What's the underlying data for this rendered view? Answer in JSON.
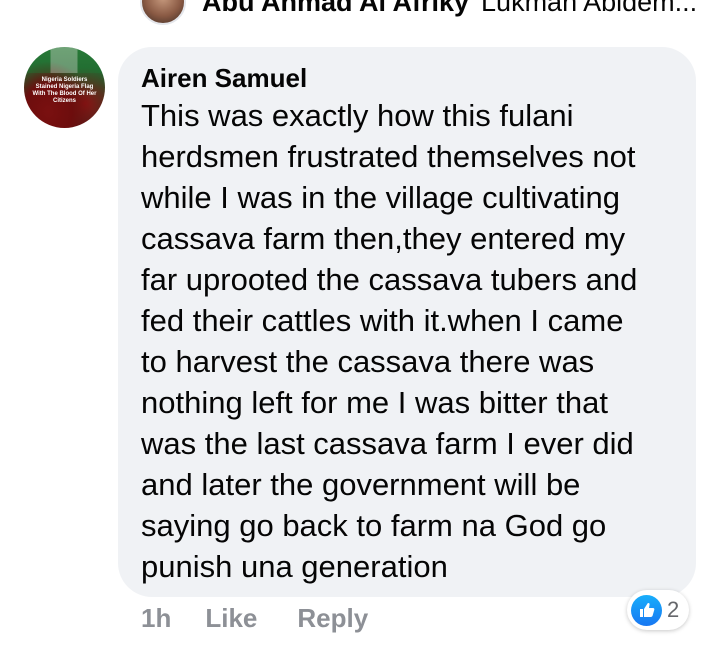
{
  "top_reply": {
    "author": "Abu Ahmad Al Afriky",
    "text": "Lukman Abidem..."
  },
  "comment": {
    "author": "Airen Samuel",
    "body_lines": [
      "This was exactly how this fulani",
      "herdsmen frustrated themselves not",
      "while I was in the village cultivating",
      "cassava farm then,they entered my",
      "far uprooted the cassava tubers and",
      "fed their cattles with it.when I came",
      "to harvest the cassava there was",
      "nothing left for me I was bitter that",
      "was the last cassava farm I ever did",
      "and later the government will be",
      "saying go back to farm na God go",
      "punish una generation"
    ],
    "time": "1h",
    "like_label": "Like",
    "reply_label": "Reply",
    "reaction_count": "2",
    "reaction_icon": "like-thumb-icon"
  },
  "colors": {
    "bubble": "#f0f2f5",
    "meta_text": "#8d9096",
    "like_blue": "#1877f2"
  }
}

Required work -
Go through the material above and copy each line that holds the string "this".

Finished task -
What's the underlying data for this rendered view? Answer in JSON.
      "This was exactly how this fulani",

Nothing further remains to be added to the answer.